The United States vowed Thursday it was not backing any particular candidate in upcoming Egyptian elections, with former Army Chief Abdel Fattah El-Sisi strongly favored to win.
Sisi's candidacy is being hailed by the millions of Egyptians weary of more than three years of turmoil since the overthrow of veteran strongman Hosni Mubarak.
But experts warn he is certain to continue the crackdown on Islamists that started when elected president Mohamed Morsi was ousted in July.
Washington has long held an official position of non-interference in its Arab ally's political process.
"The United States does not support individual parties or candidates in Egypt's elections," deputy State Department spokeswoman Marie Harf said in an email to AFP.
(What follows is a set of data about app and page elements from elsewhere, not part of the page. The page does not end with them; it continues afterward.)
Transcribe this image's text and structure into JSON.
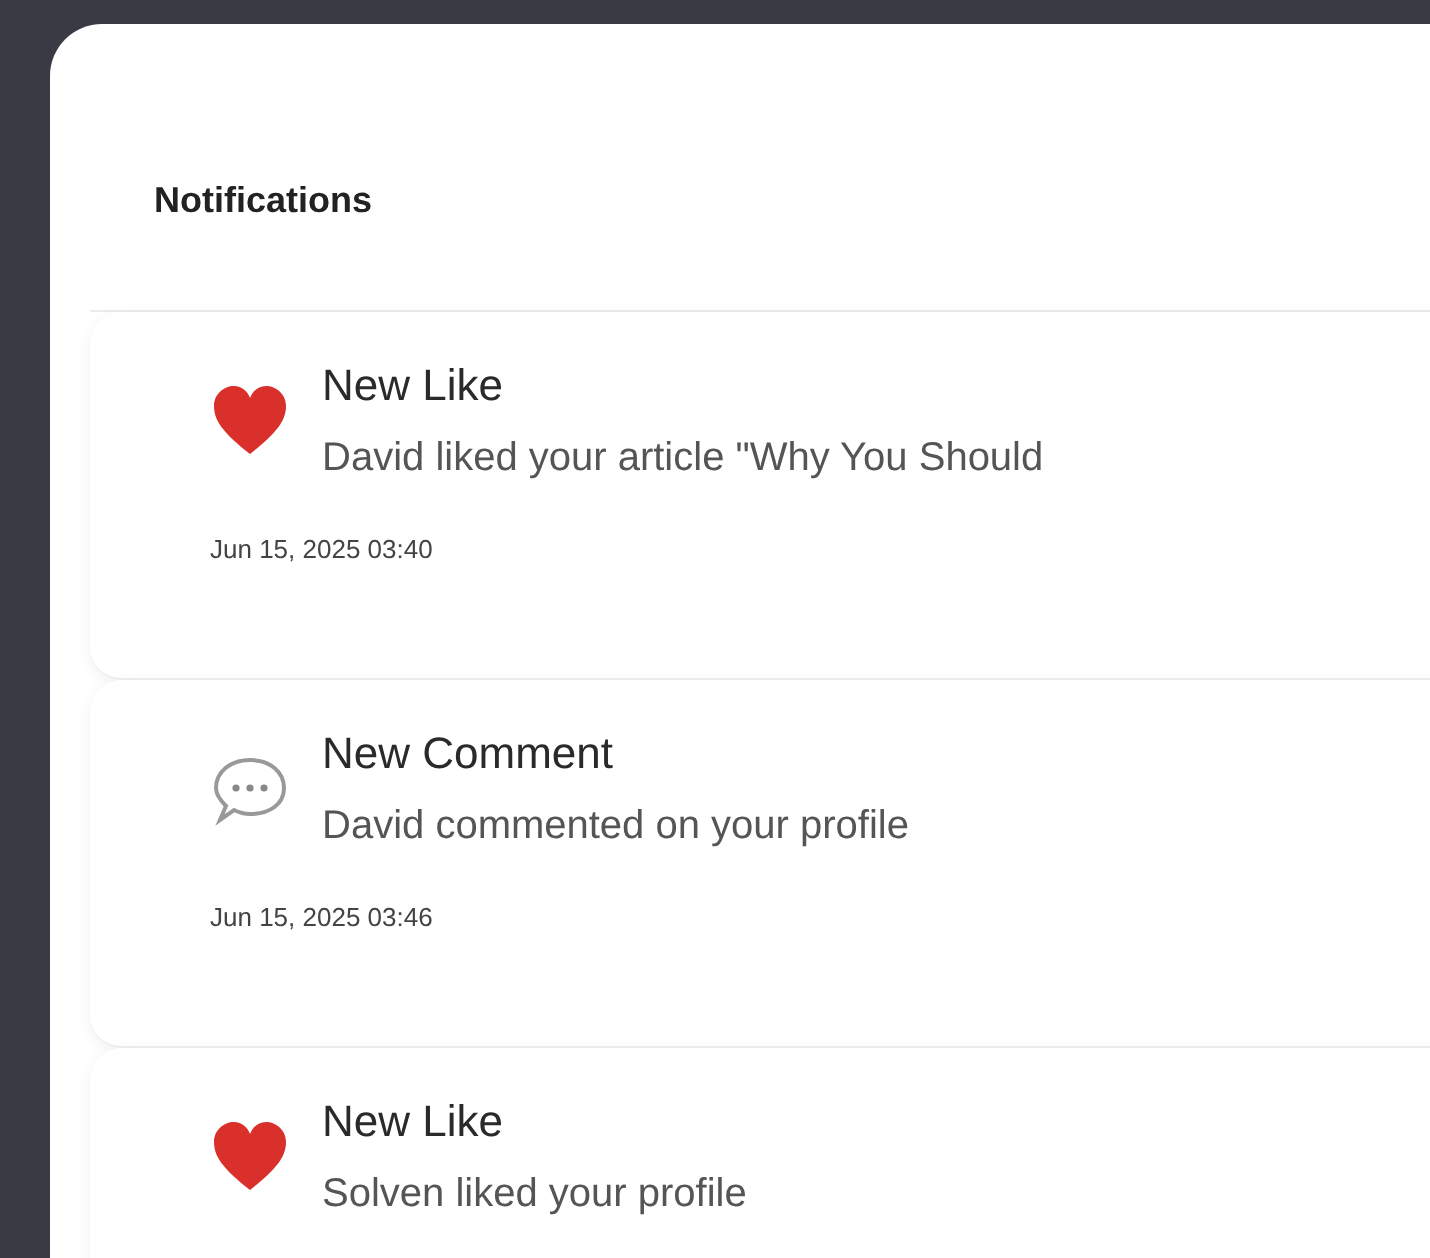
{
  "panel": {
    "title": "Notifications"
  },
  "notifications": [
    {
      "kind": "like",
      "title": "New Like",
      "message": "David liked your article \"Why You Should",
      "time": "Jun 15, 2025 03:40"
    },
    {
      "kind": "comment",
      "title": "New Comment",
      "message": "David commented on your profile",
      "time": "Jun 15, 2025 03:46"
    },
    {
      "kind": "like",
      "title": "New Like",
      "message": "Solven liked your profile"
    }
  ]
}
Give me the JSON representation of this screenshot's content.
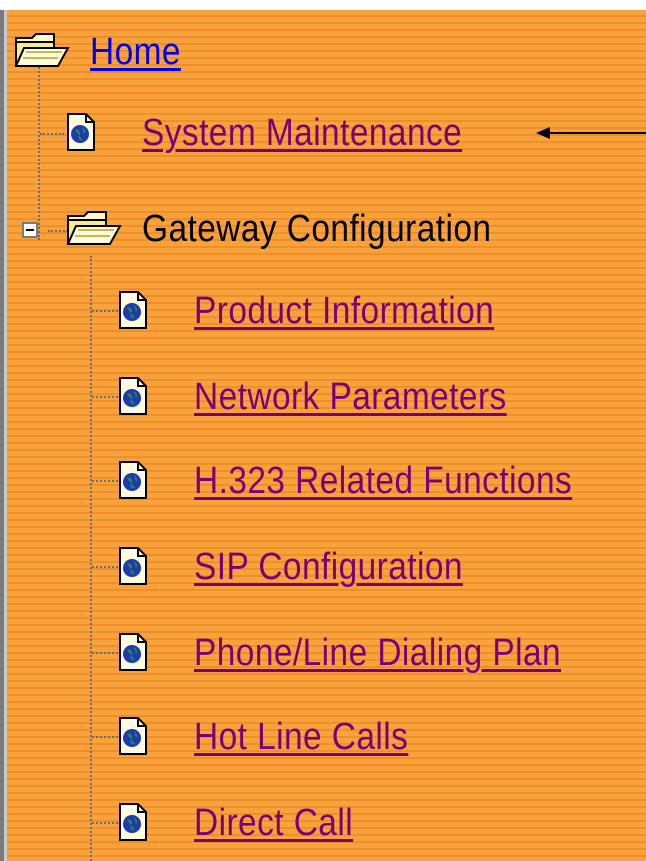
{
  "tree": {
    "home": {
      "label": "Home",
      "icon": "open-folder-icon"
    },
    "system_maintenance": {
      "label": "System Maintenance",
      "icon": "web-page-icon"
    },
    "gateway_configuration": {
      "label": "Gateway Configuration",
      "icon": "open-folder-icon",
      "toggle_icon": "collapse-minus-icon",
      "children": [
        {
          "label": "Product Information",
          "icon": "web-page-icon"
        },
        {
          "label": "Network Parameters",
          "icon": "web-page-icon"
        },
        {
          "label": "H.323 Related Functions",
          "icon": "web-page-icon"
        },
        {
          "label": "SIP Configuration",
          "icon": "web-page-icon"
        },
        {
          "label": "Phone/Line Dialing Plan",
          "icon": "web-page-icon"
        },
        {
          "label": "Hot Line Calls",
          "icon": "web-page-icon"
        },
        {
          "label": "Direct Call",
          "icon": "web-page-icon"
        }
      ]
    }
  },
  "annotation": {
    "icon": "left-arrow-icon"
  },
  "colors": {
    "background": "#f7a23a",
    "stripe": "#f08f2a",
    "visited_link": "#7a007a",
    "home_link": "#0000ee",
    "text": "#000000"
  }
}
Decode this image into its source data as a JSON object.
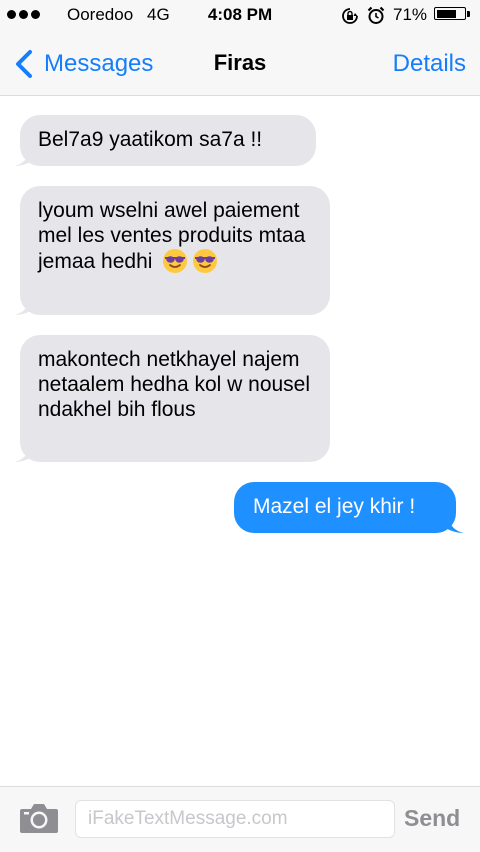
{
  "status_bar": {
    "carrier": "Ooredoo",
    "network": "4G",
    "time": "4:08 PM",
    "battery_percent_text": "71%",
    "battery_level": 0.71,
    "signal_dots": 3
  },
  "nav": {
    "back_label": "Messages",
    "title": "Firas",
    "details_label": "Details"
  },
  "messages": [
    {
      "direction": "incoming",
      "text": "Bel7a9 yaatikom sa7a !!"
    },
    {
      "direction": "incoming",
      "text": "lyoum wselni awel paiement mel les ventes produits mtaa jemaa hedhi",
      "emoji": "smiling-face-with-sunglasses-icon",
      "emoji_count": 2
    },
    {
      "direction": "incoming",
      "text": "makontech netkhayel najem netaalem hedha kol w nousel ndakhel bih flous"
    },
    {
      "direction": "outgoing",
      "text": "Mazel el jey khir !"
    }
  ],
  "input_bar": {
    "placeholder": "iFakeTextMessage.com",
    "send_label": "Send"
  },
  "colors": {
    "accent": "#147efb",
    "incoming_bubble": "#e5e5ea",
    "outgoing_bubble": "#1e90ff",
    "bar_background": "#f7f7f7"
  }
}
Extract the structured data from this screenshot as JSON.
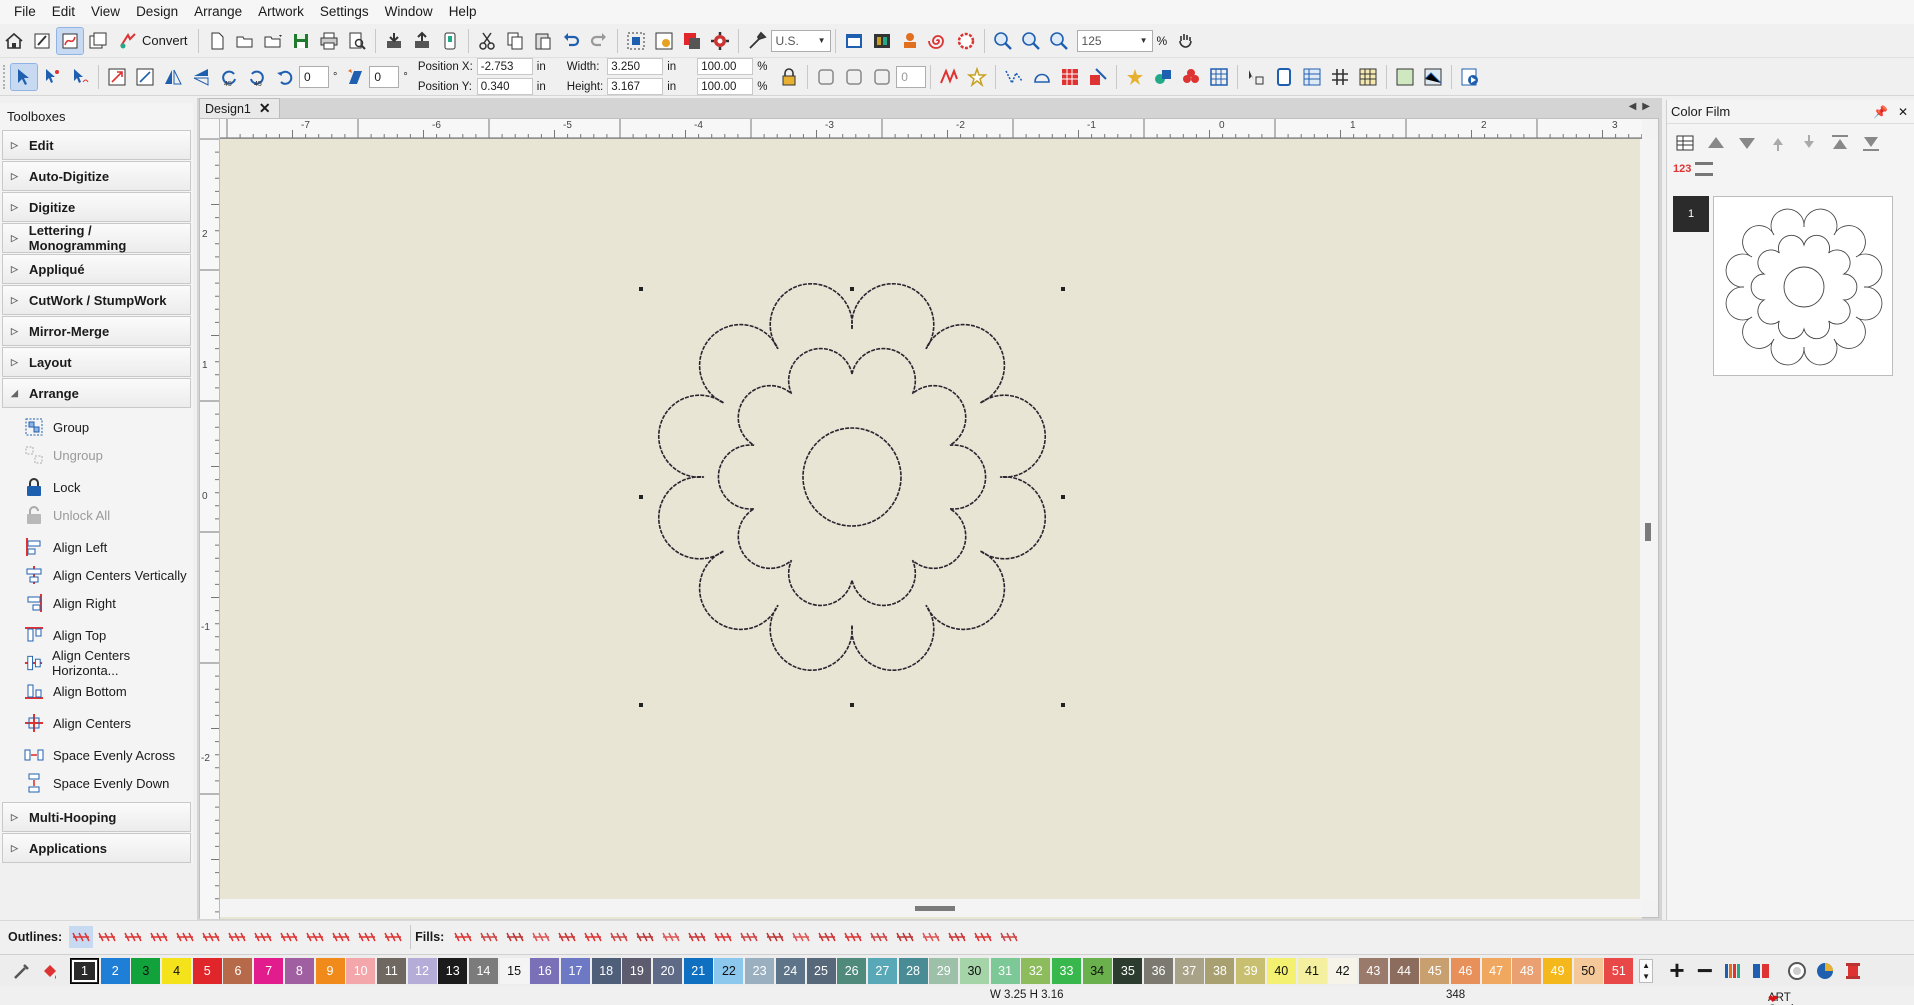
{
  "menu": [
    "File",
    "Edit",
    "View",
    "Design",
    "Arrange",
    "Artwork",
    "Settings",
    "Window",
    "Help"
  ],
  "toolbar": {
    "convert_label": "Convert",
    "units": "U.S.",
    "zoom_value": "125",
    "zoom_unit": "%",
    "rotate_value": "0",
    "slant_value": "0",
    "degree_symbol": "°",
    "lock_value": "0"
  },
  "properties": {
    "pos_x_label": "Position X:",
    "pos_x_value": "-2.753",
    "pos_y_label": "Position Y:",
    "pos_y_value": "0.340",
    "width_label": "Width:",
    "width_value": "3.250",
    "height_label": "Height:",
    "height_value": "3.167",
    "unit": "in",
    "scale_w": "100.00",
    "scale_h": "100.00",
    "percent": "%"
  },
  "toolboxes": {
    "title": "Toolboxes",
    "sections_top": [
      "Edit",
      "Auto-Digitize",
      "Digitize",
      "Lettering / Monogramming",
      "Appliqué",
      "CutWork / StumpWork",
      "Mirror-Merge",
      "Layout"
    ],
    "arrange": {
      "label": "Arrange",
      "tools": [
        {
          "label": "Group",
          "icon": "group-icon",
          "disabled": false
        },
        {
          "label": "Ungroup",
          "icon": "ungroup-icon",
          "disabled": true
        },
        {
          "label": "Lock",
          "icon": "lock-icon",
          "disabled": false
        },
        {
          "label": "Unlock All",
          "icon": "unlock-icon",
          "disabled": true
        },
        {
          "label": "Align Left",
          "icon": "align-left-icon",
          "disabled": false
        },
        {
          "label": "Align Centers Vertically",
          "icon": "align-center-v-icon",
          "disabled": false
        },
        {
          "label": "Align Right",
          "icon": "align-right-icon",
          "disabled": false
        },
        {
          "label": "Align Top",
          "icon": "align-top-icon",
          "disabled": false
        },
        {
          "label": "Align Centers Horizonta...",
          "icon": "align-center-h-icon",
          "disabled": false
        },
        {
          "label": "Align Bottom",
          "icon": "align-bottom-icon",
          "disabled": false
        },
        {
          "label": "Align Centers",
          "icon": "align-centers-icon",
          "disabled": false
        },
        {
          "label": "Space Evenly Across",
          "icon": "space-across-icon",
          "disabled": false
        },
        {
          "label": "Space Evenly Down",
          "icon": "space-down-icon",
          "disabled": false
        }
      ]
    },
    "sections_bottom": [
      "Multi-Hooping",
      "Applications"
    ]
  },
  "document": {
    "tab_label": "Design1",
    "ruler_x_labels": [
      "-7",
      "-6",
      "-5",
      "-4",
      "-3",
      "-2",
      "-1",
      "0",
      "1",
      "2",
      "3"
    ],
    "ruler_y_labels": [
      "2",
      "1",
      "0",
      "-1",
      "-2"
    ]
  },
  "color_film": {
    "title": "Color Film",
    "order_label": "123",
    "item_number": "1"
  },
  "stitchbar": {
    "outlines_label": "Outlines:",
    "fills_label": "Fills:"
  },
  "palette": {
    "swatches": [
      {
        "n": "1",
        "color": "#2a2a2a",
        "text": "#ffffff"
      },
      {
        "n": "2",
        "color": "#1f7fd6",
        "text": "#ffffff"
      },
      {
        "n": "3",
        "color": "#12a23c",
        "text": "#111111"
      },
      {
        "n": "4",
        "color": "#f4e21a",
        "text": "#111111"
      },
      {
        "n": "5",
        "color": "#e0262b",
        "text": "#ffffff"
      },
      {
        "n": "6",
        "color": "#b66a4a",
        "text": "#ffffff"
      },
      {
        "n": "7",
        "color": "#e21c8c",
        "text": "#ffffff"
      },
      {
        "n": "8",
        "color": "#a05fa0",
        "text": "#ffffff"
      },
      {
        "n": "9",
        "color": "#ef8a1b",
        "text": "#ffffff"
      },
      {
        "n": "10",
        "color": "#f4a7ab",
        "text": "#ffffff"
      },
      {
        "n": "11",
        "color": "#6e6860",
        "text": "#ffffff"
      },
      {
        "n": "12",
        "color": "#b6acd8",
        "text": "#ffffff"
      },
      {
        "n": "13",
        "color": "#1b1b1b",
        "text": "#ffffff"
      },
      {
        "n": "14",
        "color": "#7b7b7b",
        "text": "#ffffff"
      },
      {
        "n": "15",
        "color": "#f4f4f4",
        "text": "#111111"
      },
      {
        "n": "16",
        "color": "#7a70b8",
        "text": "#ffffff"
      },
      {
        "n": "17",
        "color": "#6d79c4",
        "text": "#ffffff"
      },
      {
        "n": "18",
        "color": "#4f5f7a",
        "text": "#ffffff"
      },
      {
        "n": "19",
        "color": "#5c5c6e",
        "text": "#ffffff"
      },
      {
        "n": "20",
        "color": "#5e6a86",
        "text": "#ffffff"
      },
      {
        "n": "21",
        "color": "#0f6fc0",
        "text": "#ffffff"
      },
      {
        "n": "22",
        "color": "#8cc8ee",
        "text": "#111111"
      },
      {
        "n": "23",
        "color": "#9ab0c0",
        "text": "#ffffff"
      },
      {
        "n": "24",
        "color": "#5e7488",
        "text": "#ffffff"
      },
      {
        "n": "25",
        "color": "#56687a",
        "text": "#ffffff"
      },
      {
        "n": "26",
        "color": "#4f8a7a",
        "text": "#ffffff"
      },
      {
        "n": "27",
        "color": "#58a8b8",
        "text": "#ffffff"
      },
      {
        "n": "28",
        "color": "#4a8c96",
        "text": "#ffffff"
      },
      {
        "n": "29",
        "color": "#9cc0a8",
        "text": "#ffffff"
      },
      {
        "n": "30",
        "color": "#a4d4a8",
        "text": "#111111"
      },
      {
        "n": "31",
        "color": "#7cc896",
        "text": "#ffffff"
      },
      {
        "n": "32",
        "color": "#8cbc5c",
        "text": "#ffffff"
      },
      {
        "n": "33",
        "color": "#38b84c",
        "text": "#ffffff"
      },
      {
        "n": "34",
        "color": "#6ab04c",
        "text": "#111111"
      },
      {
        "n": "35",
        "color": "#2c3c2e",
        "text": "#ffffff"
      },
      {
        "n": "36",
        "color": "#7c7a70",
        "text": "#ffffff"
      },
      {
        "n": "37",
        "color": "#a8a288",
        "text": "#ffffff"
      },
      {
        "n": "38",
        "color": "#a8a070",
        "text": "#ffffff"
      },
      {
        "n": "39",
        "color": "#c8c070",
        "text": "#ffffff"
      },
      {
        "n": "40",
        "color": "#f4f070",
        "text": "#111111"
      },
      {
        "n": "41",
        "color": "#f4f0a0",
        "text": "#111111"
      },
      {
        "n": "42",
        "color": "#f6f4e8",
        "text": "#111111"
      },
      {
        "n": "43",
        "color": "#9a7a6a",
        "text": "#ffffff"
      },
      {
        "n": "44",
        "color": "#8c6c5c",
        "text": "#ffffff"
      },
      {
        "n": "45",
        "color": "#c8a070",
        "text": "#ffffff"
      },
      {
        "n": "46",
        "color": "#e8905a",
        "text": "#ffffff"
      },
      {
        "n": "47",
        "color": "#f0a860",
        "text": "#ffffff"
      },
      {
        "n": "48",
        "color": "#eaa070",
        "text": "#ffffff"
      },
      {
        "n": "49",
        "color": "#f4b81c",
        "text": "#ffffff"
      },
      {
        "n": "50",
        "color": "#f4c898",
        "text": "#111111"
      },
      {
        "n": "51",
        "color": "#e84848",
        "text": "#ffffff"
      }
    ]
  },
  "status": {
    "size_text": "W 3.25 H 3.16",
    "stitch_count": "348",
    "grade_text": "ART Grade: A"
  }
}
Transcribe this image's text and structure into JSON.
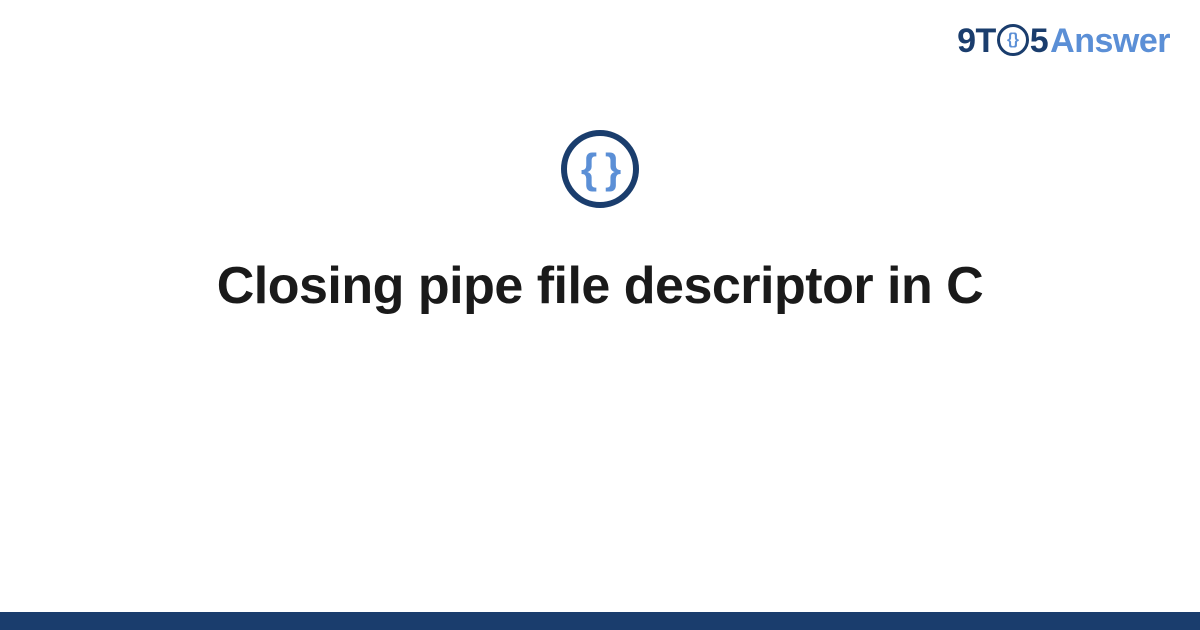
{
  "header": {
    "logo": {
      "prefix": "9T",
      "clock_inner": "{}",
      "middle": "5",
      "suffix": "Answer"
    }
  },
  "main": {
    "icon_braces": "{ }",
    "title": "Closing pipe file descriptor in C"
  },
  "colors": {
    "primary_dark": "#1a3d6d",
    "primary_light": "#5b8fd6",
    "text": "#1a1a1a"
  }
}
"We have said repeatedly that we will respect the Egyptian people's choice for their next president, and it's the Egyptian people themselves who must decide both the direction of their country and its leadership."
Harf said it was "critical that they are able to do so in an environment that allows the free expression of political views without intimidation or fear of retribution."
El-Sisi earlier ditched his military fatigues and resigned as Egypt's defense minister, a day after announcing he would stand for president.
Declaring his widely anticipated candidacy in a televised address on Wednesday, Sisi vowed to fight "terrorism" and work toward restoring Egypt's battered economy.
The wildly popular candidate faces no serious competition in the election to be held before June and is widely seen as the only leader able to restore order.
Harf reiterated US calls for Egyptian authorities to ensure "free, fair and transparent" elections.
And for the fourth time this week, the State Department condemned the "shocking verdicts" handed against 529 Morsi supporters, who were sentenced to death for August 2013 violence.
Secretary of State John Kerry has urged Cairo to drop the death sentences.
The United States routinely criticizes the Egyptian regime after last year's arrest and overthrow of Morsi, Egypt's first democratically elected president following his 2012 win at the polls.
In response to the crackdown on pro-Morsi supporters, Washington has partially suspended its $1.5 billion yearly aid package to Cairo. Most of the aid -- $1.3 billion -- supports the military.
This week, the State Department warned it may freeze more of the aid.
The Obama administration never declared Morsi's overthrow a coup, and even US Secretary of State John Kerry has contended that the army acted as it did to save democracy.